January 25, 2016|By Erik Meyers| Water

World leaders representing more than 190 countries recently gathered outside Paris, France to adopt collective measures to address climate change. For me, as the great philosopher Yogi Berra once said, it was “déjà vu all over again.” I was present in Rio for the 1992 Global Forum, which ran in parallel with the original Earth Summit of world leaders. This foundational United Nations Conference on Environment and Development agreement committed the nations of the world to address the build-up of carbon dioxide and other climate changing elements in the Earth’s atmosphere. It was a time of hope and optimism for climate action. Now, nearly a quarter century later, the world’s community of nations again gathered, again pledging more united and serious steps to slow the increase in atmospheric carbon.

That’s good news. But for Maryland’s Dorchester County and other areas on the Chesapeake’s Eastern Shore, like Smith Island and Crisfield, the world’s commitment to future action will come too late to slow the inevitable rise of the Bay’s waters. Climate mitigation—that is, taking action to reduce the amount of new carbon dioxide produced from burning fuels such as oil and coal and slowing or halting forest losses—is absolutely necessary, but will also come absolutely too late to avoid many severe impacts from the effects of rising global temperatures already baked into global climate trends.

In Dorchester County, today’s visitor experiences the vastness of a salt marsh ecosystem stretching far across the horizon toward distant Chesapeake Bay waters. More than 70,000 grassy acres within the Blackwater National Wildlife Refuge and nearby Fishing Bay Wildlife Management Area, a state-owned preserve, make the marsh seem endless…and timeless. 

ErikMeyers Blog1Looking out over the vast salt marsh at Blackwater National Wildlife Refuge. Photo by Whitney Flanagan.

Yet the days of this marsh are numbered. The best available science shows levels in the Chesapeake rising at approximately twice the global rate. While the reasons are complicated, the science is virtually unanimous in pointing to the build-up of atmospheric carbon and resulting warmer global temperatures as the dominant factor in today’s accelerating rate of sea level rise. Science-based projections point to a future where, without intervention, much of present-day Dorchester will be under the Bay. During 2013, the Maryland Climate Commission convened its science and technical group to review earlier projections for relative sea level rise over the coming century. Taking into account multiple factors that influence relative sea level, their best estimate for the year 2100 is a 3.7 feet rise on the Bay’s Eastern Shore.

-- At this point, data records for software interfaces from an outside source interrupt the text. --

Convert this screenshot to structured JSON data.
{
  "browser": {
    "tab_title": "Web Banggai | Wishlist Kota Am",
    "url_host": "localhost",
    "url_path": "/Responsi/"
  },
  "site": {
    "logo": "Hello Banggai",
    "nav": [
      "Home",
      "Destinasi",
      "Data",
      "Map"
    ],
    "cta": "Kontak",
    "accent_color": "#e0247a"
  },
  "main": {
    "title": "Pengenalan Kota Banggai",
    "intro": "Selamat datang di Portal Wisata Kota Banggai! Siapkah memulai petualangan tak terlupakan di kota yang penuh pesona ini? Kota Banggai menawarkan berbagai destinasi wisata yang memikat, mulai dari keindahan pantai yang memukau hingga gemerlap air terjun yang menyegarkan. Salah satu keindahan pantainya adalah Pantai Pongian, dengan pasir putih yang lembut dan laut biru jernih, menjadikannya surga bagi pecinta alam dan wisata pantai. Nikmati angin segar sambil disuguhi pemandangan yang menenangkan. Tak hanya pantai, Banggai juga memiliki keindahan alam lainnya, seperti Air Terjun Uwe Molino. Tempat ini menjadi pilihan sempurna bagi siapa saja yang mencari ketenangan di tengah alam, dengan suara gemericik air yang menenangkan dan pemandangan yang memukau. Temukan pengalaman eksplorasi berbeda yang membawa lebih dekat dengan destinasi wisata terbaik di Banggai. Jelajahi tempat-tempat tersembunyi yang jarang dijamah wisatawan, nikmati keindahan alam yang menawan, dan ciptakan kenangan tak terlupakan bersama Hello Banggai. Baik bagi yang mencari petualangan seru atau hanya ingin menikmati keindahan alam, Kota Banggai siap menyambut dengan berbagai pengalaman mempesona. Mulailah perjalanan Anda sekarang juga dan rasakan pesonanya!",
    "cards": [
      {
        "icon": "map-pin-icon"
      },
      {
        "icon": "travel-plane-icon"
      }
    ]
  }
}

In fact, these scientists concluded that, even adopting the most conservative posture on trend data, the rise would be over 2 feet. 

ErikMeyers Blog2Ordinary high tides covering part of Maple Dam Road within the Blackwater refuge. Photo by Erik Meyers.

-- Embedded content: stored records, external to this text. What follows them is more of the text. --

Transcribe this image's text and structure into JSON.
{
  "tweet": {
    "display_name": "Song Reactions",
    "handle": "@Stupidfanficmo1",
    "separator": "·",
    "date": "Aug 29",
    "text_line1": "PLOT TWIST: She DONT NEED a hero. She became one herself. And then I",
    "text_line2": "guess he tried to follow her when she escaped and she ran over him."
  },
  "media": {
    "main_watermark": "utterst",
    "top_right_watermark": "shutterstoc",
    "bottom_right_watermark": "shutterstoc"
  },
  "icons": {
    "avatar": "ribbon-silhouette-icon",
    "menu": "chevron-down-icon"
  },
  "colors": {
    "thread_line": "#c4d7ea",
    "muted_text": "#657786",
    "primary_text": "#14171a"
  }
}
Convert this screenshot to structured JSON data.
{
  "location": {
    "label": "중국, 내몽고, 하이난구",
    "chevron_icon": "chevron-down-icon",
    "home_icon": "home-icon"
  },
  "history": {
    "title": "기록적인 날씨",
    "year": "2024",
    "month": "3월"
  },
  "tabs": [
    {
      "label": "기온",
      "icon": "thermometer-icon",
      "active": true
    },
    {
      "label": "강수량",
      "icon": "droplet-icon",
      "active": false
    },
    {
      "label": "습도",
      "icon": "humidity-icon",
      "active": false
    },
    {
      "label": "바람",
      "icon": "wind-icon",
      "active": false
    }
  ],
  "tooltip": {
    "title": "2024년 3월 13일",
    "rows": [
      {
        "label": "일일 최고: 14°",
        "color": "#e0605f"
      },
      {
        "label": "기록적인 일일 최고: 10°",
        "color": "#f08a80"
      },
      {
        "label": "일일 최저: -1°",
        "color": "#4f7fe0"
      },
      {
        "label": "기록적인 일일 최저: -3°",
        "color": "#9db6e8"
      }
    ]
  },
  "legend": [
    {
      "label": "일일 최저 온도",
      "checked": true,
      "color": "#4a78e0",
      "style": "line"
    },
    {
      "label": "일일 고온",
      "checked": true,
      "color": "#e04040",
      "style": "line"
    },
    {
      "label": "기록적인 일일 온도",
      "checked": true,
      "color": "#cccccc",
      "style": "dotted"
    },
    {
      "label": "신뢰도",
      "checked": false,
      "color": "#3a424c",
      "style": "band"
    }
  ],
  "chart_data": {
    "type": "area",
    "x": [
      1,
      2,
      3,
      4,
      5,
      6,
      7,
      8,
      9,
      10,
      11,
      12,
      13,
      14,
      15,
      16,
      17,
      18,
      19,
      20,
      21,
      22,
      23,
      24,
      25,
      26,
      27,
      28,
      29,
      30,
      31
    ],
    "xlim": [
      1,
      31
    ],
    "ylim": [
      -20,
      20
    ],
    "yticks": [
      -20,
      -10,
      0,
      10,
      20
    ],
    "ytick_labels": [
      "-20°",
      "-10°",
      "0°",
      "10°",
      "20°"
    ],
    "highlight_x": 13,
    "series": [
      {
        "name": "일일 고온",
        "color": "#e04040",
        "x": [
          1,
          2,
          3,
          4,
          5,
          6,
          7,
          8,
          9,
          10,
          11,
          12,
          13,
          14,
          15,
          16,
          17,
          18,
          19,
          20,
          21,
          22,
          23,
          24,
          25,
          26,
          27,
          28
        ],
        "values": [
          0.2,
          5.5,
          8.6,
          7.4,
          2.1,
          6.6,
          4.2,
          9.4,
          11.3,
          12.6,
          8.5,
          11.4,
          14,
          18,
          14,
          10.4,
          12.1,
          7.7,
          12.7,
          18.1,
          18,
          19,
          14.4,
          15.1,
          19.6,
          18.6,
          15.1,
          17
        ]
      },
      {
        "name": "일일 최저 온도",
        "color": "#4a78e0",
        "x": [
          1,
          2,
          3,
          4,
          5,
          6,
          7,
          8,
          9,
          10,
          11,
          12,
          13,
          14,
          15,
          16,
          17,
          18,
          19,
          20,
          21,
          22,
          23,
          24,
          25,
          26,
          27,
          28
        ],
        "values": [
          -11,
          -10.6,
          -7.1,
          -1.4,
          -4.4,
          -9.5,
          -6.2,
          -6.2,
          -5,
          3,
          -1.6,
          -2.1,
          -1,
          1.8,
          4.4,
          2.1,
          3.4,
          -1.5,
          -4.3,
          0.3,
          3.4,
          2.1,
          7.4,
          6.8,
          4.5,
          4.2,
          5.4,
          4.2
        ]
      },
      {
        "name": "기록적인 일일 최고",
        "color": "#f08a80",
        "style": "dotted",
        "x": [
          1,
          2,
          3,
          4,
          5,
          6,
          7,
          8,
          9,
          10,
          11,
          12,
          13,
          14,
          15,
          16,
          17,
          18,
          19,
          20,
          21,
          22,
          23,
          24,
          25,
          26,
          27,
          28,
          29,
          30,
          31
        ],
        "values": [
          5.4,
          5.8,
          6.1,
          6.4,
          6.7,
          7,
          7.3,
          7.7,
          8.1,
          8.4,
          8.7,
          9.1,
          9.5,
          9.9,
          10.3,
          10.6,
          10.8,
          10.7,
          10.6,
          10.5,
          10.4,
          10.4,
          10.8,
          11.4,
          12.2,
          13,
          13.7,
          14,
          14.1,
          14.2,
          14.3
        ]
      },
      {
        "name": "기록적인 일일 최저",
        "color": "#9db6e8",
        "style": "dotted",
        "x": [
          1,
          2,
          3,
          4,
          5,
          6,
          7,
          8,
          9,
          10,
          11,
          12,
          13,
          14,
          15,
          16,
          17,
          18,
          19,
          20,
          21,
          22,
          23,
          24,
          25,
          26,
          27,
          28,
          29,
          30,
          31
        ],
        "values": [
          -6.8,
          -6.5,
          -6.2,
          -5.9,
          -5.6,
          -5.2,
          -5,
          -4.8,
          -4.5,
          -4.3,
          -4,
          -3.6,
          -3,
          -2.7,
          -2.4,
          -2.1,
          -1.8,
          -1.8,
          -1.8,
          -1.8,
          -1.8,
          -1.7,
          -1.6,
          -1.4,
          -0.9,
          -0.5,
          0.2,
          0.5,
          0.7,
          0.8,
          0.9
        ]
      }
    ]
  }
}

Fortunately, The Conservation Fund has been quietly working with regional partners for a decade to help this uniquely beautiful and valuable place adapt more effectively to the rising tides. The region is home to priceless wildlife, including birds like the black rail and seaside and salt marsh sparrows found only in the salt marsh. Equally iconic are the Eastern Shore’s cultural history and human residents, such as the farmers who raise grains and poultry to feed the Mid-Atlantic’s cities, and the watermen (and women) who harvest Chesapeake blue crabs, oysters and finfish. Our focus has been on helping both wildlife and people adapt to the relentless change of rising waters. 

ErikMeyers Blog3Farm Creek Marsh, a Chesapeake Audubon property, is one site where we are conducting adaptation work. Photo by Erik Meyers.

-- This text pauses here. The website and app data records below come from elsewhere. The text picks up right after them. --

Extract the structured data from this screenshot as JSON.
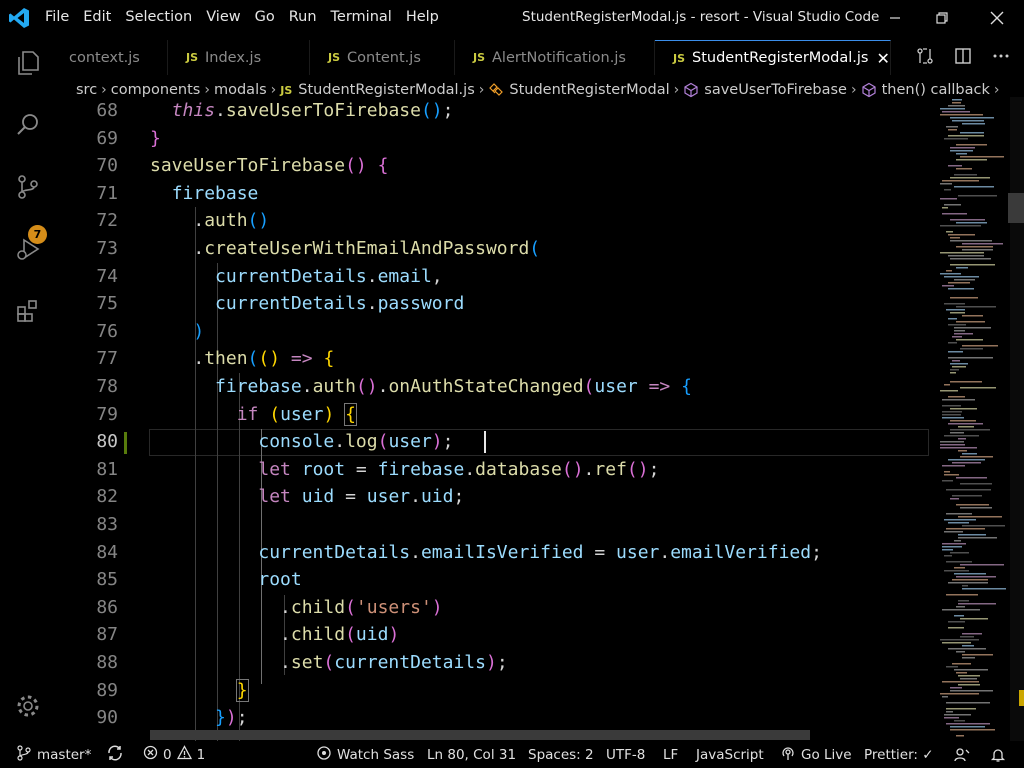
{
  "titlebar": {
    "menu": [
      "File",
      "Edit",
      "Selection",
      "View",
      "Go",
      "Run",
      "Terminal",
      "Help"
    ],
    "window_title": "StudentRegisterModal.js - resort - Visual Studio Code"
  },
  "activity": {
    "scm_badge": "7"
  },
  "tabs": [
    {
      "label": "context.js",
      "js": ""
    },
    {
      "label": "Index.js",
      "js": "JS"
    },
    {
      "label": "Content.js",
      "js": "JS"
    },
    {
      "label": "AlertNotification.js",
      "js": "JS"
    },
    {
      "label": "StudentRegisterModal.js",
      "js": "JS",
      "close": "✕"
    }
  ],
  "breadcrumb": {
    "parts": [
      "src",
      "components",
      "modals"
    ],
    "file_js": "JS",
    "file": "StudentRegisterModal.js",
    "class_name": "StudentRegisterModal",
    "method": "saveUserToFirebase",
    "callback": "then() callback"
  },
  "editor": {
    "line_numbers": [
      "68",
      "69",
      "70",
      "71",
      "72",
      "73",
      "74",
      "75",
      "76",
      "77",
      "78",
      "79",
      "80",
      "81",
      "82",
      "83",
      "84",
      "85",
      "86",
      "87",
      "88",
      "89",
      "90"
    ],
    "current_line": "80"
  },
  "statusbar": {
    "branch": "master*",
    "errors": "0",
    "warnings": "1",
    "watch_sass": "Watch Sass",
    "position": "Ln 80, Col 31",
    "spaces": "Spaces: 2",
    "encoding": "UTF-8",
    "eol": "LF",
    "language": "JavaScript",
    "go_live": "Go Live",
    "prettier": "Prettier: ✓"
  },
  "colors": {
    "accent": "#3b8eea",
    "badge": "#d58d19",
    "keyword": "#c586c0",
    "function": "#dcdcaa",
    "variable": "#9cdcfe",
    "string": "#ce9178"
  }
}
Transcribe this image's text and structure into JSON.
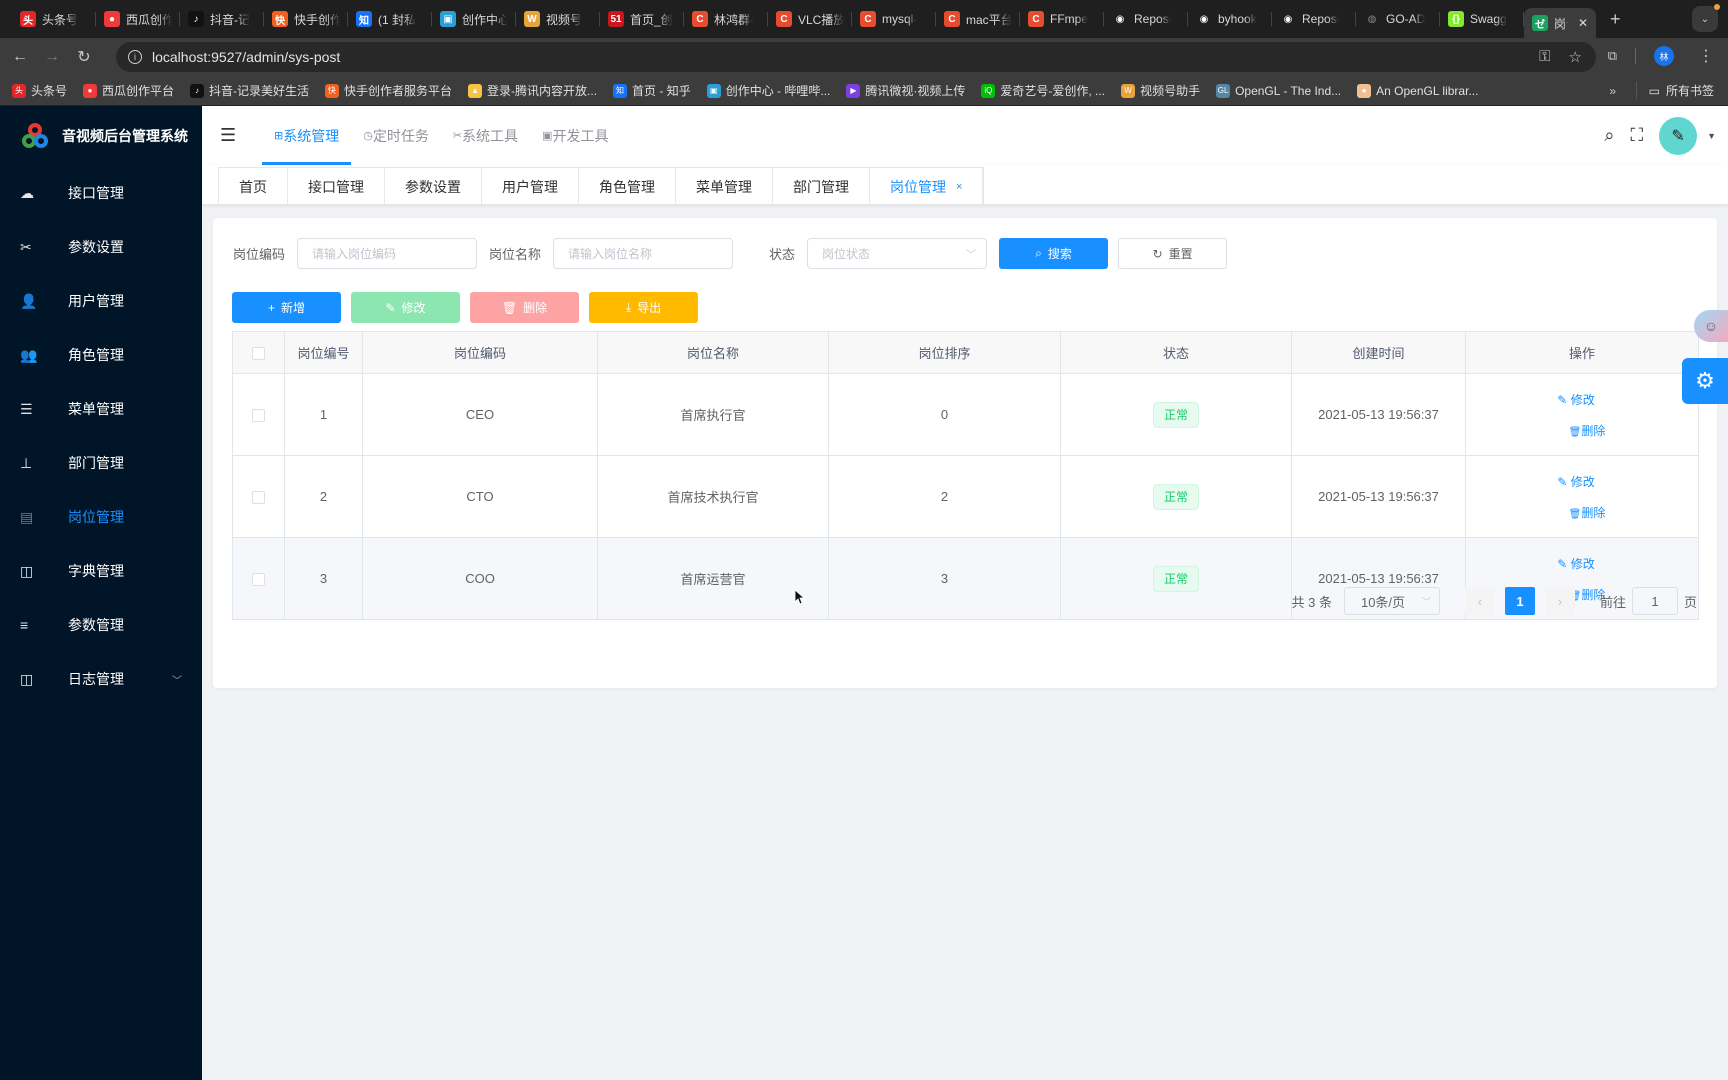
{
  "browser": {
    "tabs": [
      {
        "title": "头条号",
        "icon": "toutiao-icon",
        "color": "#e02828",
        "glyph": "头"
      },
      {
        "title": "西瓜创作",
        "icon": "xigua-icon",
        "color": "#f03a3a",
        "glyph": "●"
      },
      {
        "title": "抖音-记",
        "icon": "douyin-icon",
        "color": "#111111",
        "glyph": "♪"
      },
      {
        "title": "快手创作",
        "icon": "kuaishou-icon",
        "color": "#f06020",
        "glyph": "快"
      },
      {
        "title": "(1 封私",
        "icon": "zhihu-icon",
        "color": "#1772f6",
        "glyph": "知"
      },
      {
        "title": "创作中心",
        "icon": "bilibili-icon",
        "color": "#2a9fd6",
        "glyph": "▣"
      },
      {
        "title": "视频号",
        "icon": "wechat-channels-icon",
        "color": "#e8a33a",
        "glyph": "W"
      },
      {
        "title": "首页_创",
        "icon": "51cto-icon",
        "color": "#c8161d",
        "glyph": "51"
      },
      {
        "title": "林鸿群-",
        "icon": "csdn-icon",
        "color": "#e64c2e",
        "glyph": "C"
      },
      {
        "title": "VLC播放",
        "icon": "csdn-icon",
        "color": "#e64c2e",
        "glyph": "C"
      },
      {
        "title": "mysql-",
        "icon": "csdn-icon",
        "color": "#e64c2e",
        "glyph": "C"
      },
      {
        "title": "mac平台",
        "icon": "csdn-icon",
        "color": "#e64c2e",
        "glyph": "C"
      },
      {
        "title": "FFmpe",
        "icon": "csdn-icon",
        "color": "#e64c2e",
        "glyph": "C"
      },
      {
        "title": "Reposi",
        "icon": "github-icon",
        "color": "#ffffff",
        "glyph": "◉"
      },
      {
        "title": "byhook",
        "icon": "github-icon",
        "color": "#ffffff",
        "glyph": "◉"
      },
      {
        "title": "Reposi",
        "icon": "github-icon",
        "color": "#ffffff",
        "glyph": "◉"
      },
      {
        "title": "GO-AD",
        "icon": "globe-icon",
        "color": "#888888",
        "glyph": "◍"
      },
      {
        "title": "Swagg",
        "icon": "swagger-icon",
        "color": "#85ea2d",
        "glyph": "{}"
      },
      {
        "title": "岗位",
        "icon": "vue-admin-icon",
        "color": "#1aa260",
        "glyph": "ゼ",
        "active": true
      }
    ],
    "url": "localhost:9527/admin/sys-post",
    "bookmarks": [
      {
        "title": "头条号",
        "color": "#e02828",
        "glyph": "头"
      },
      {
        "title": "西瓜创作平台",
        "color": "#f03a3a",
        "glyph": "●"
      },
      {
        "title": "抖音-记录美好生活",
        "color": "#111111",
        "glyph": "♪"
      },
      {
        "title": "快手创作者服务平台",
        "color": "#f06020",
        "glyph": "快"
      },
      {
        "title": "登录-腾讯内容开放...",
        "color": "#f6c342",
        "glyph": "▲"
      },
      {
        "title": "首页 - 知乎",
        "color": "#1772f6",
        "glyph": "知"
      },
      {
        "title": "创作中心 - 哔哩哔...",
        "color": "#2a9fd6",
        "glyph": "▣"
      },
      {
        "title": "腾讯微视·视频上传",
        "color": "#7b3fe4",
        "glyph": "▶"
      },
      {
        "title": "爱奇艺号-爱创作, ...",
        "color": "#00be06",
        "glyph": "iQ"
      },
      {
        "title": "视频号助手",
        "color": "#e8a33a",
        "glyph": "W"
      },
      {
        "title": "OpenGL - The Ind...",
        "color": "#5586a4",
        "glyph": "GL"
      },
      {
        "title": "An OpenGL librar...",
        "color": "#f0c090",
        "glyph": "●"
      }
    ],
    "bookmarks_more": "»",
    "all_bookmarks": "所有书签",
    "profile_initial": "林"
  },
  "app": {
    "title": "音视频后台管理系统",
    "sidebar": [
      {
        "label": "接口管理",
        "icon": "cloud-icon",
        "glyph": "☁"
      },
      {
        "label": "参数设置",
        "icon": "tools-icon",
        "glyph": "✂"
      },
      {
        "label": "用户管理",
        "icon": "user-icon",
        "glyph": "👤"
      },
      {
        "label": "角色管理",
        "icon": "role-icon",
        "glyph": "👥"
      },
      {
        "label": "菜单管理",
        "icon": "menu-tree-icon",
        "glyph": "☰"
      },
      {
        "label": "部门管理",
        "icon": "org-tree-icon",
        "glyph": "⊥"
      },
      {
        "label": "岗位管理",
        "icon": "post-icon",
        "glyph": "▤",
        "active": true
      },
      {
        "label": "字典管理",
        "icon": "book-icon",
        "glyph": "◫"
      },
      {
        "label": "参数管理",
        "icon": "sliders-icon",
        "glyph": "≡"
      },
      {
        "label": "日志管理",
        "icon": "log-icon",
        "glyph": "◫",
        "expandable": true
      }
    ],
    "topnav": [
      {
        "label": "系统管理",
        "glyph": "⊞",
        "active": true
      },
      {
        "label": "定时任务",
        "glyph": "◷"
      },
      {
        "label": "系统工具",
        "glyph": "✂"
      },
      {
        "label": "开发工具",
        "glyph": "▣"
      }
    ],
    "tags": [
      {
        "label": "首页"
      },
      {
        "label": "接口管理"
      },
      {
        "label": "参数设置"
      },
      {
        "label": "用户管理"
      },
      {
        "label": "角色管理"
      },
      {
        "label": "菜单管理"
      },
      {
        "label": "部门管理"
      },
      {
        "label": "岗位管理",
        "active": true,
        "closable": true
      }
    ],
    "tag_close": "×"
  },
  "search": {
    "post_code_label": "岗位编码",
    "post_code_placeholder": "请输入岗位编码",
    "post_name_label": "岗位名称",
    "post_name_placeholder": "请输入岗位名称",
    "status_label": "状态",
    "status_placeholder": "岗位状态",
    "search_btn": "搜索",
    "reset_btn": "重置"
  },
  "toolbar": {
    "add": "新增",
    "edit": "修改",
    "delete": "删除",
    "export": "导出"
  },
  "table": {
    "columns": [
      "岗位编号",
      "岗位编码",
      "岗位名称",
      "岗位排序",
      "状态",
      "创建时间",
      "操作"
    ],
    "rows": [
      {
        "id": "1",
        "code": "CEO",
        "name": "首席执行官",
        "sort": "0",
        "status": "正常",
        "created": "2021-05-13 19:56:37"
      },
      {
        "id": "2",
        "code": "CTO",
        "name": "首席技术执行官",
        "sort": "2",
        "status": "正常",
        "created": "2021-05-13 19:56:37"
      },
      {
        "id": "3",
        "code": "COO",
        "name": "首席运营官",
        "sort": "3",
        "status": "正常",
        "created": "2021-05-13 19:56:37"
      }
    ],
    "edit_action": "修改",
    "delete_action": "删除"
  },
  "pagination": {
    "total_text": "共 3 条",
    "page_size": "10条/页",
    "current_page": "1",
    "goto_label": "前往",
    "goto_value": "1",
    "page_suffix": "页"
  },
  "colors": {
    "primary": "#1890ff",
    "sidebar_bg": "#011528",
    "success": "#13ce66",
    "warning": "#ffba00",
    "danger_light": "#fda3a3",
    "success_light": "#8ce6b0"
  }
}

Our work gets deep into the reality of marsh muck, briny and fresh tidal waters, and soil of farm fields and forests with implemented adaptation projects. Directed by the best available science, we’ve identified and are following prudent strategies that will slow the rate of marsh loss, help the transition of upland forests and fields into future marsh, keep farmers earning a living from the land longer, and acquire conservation interests in key corridors destined to become the region’s future salt marsh. Come another quarter century (or two or three…) our present day actions will enable human and wildlife species on the future Eastern Shore to continue to reap the benefits of the salt marsh. 

ErikMeyers Blog4Blackwater National Wildlife Refuge. Photo by Whitney Flanagan.

Like the world leaders in Paris, we recognize no single institution alone can accomplish this work . Enlisting many partners is critical to the success of making the Chesapeake more resilient to the effects of climate change. The US Fish and Wildlife Service and Maryland Department of Natural Resources are have demonstrated great courage in asking hard questions, looking for better answers and innovating new policies and practices. They and others, such as Audubon Maryland-DC, have been the Fund’s partners every step of the way. Other institutions—the National Fish and Wildlife Foundation, Town Creek Foundation, NOAA, and the Wildlife Conservation Society’s Climate Adaptation Fund—have backed these pioneering steps with funding and other support. It does take a village.

So we paused, but only for a moment, to applaud the world leaders in Paris for backing the new global climate convention before turning back to the vital work of making Maryland’s Dorchester County more resilient in the face of our changing global climate. Such efforts come not a moment too soon.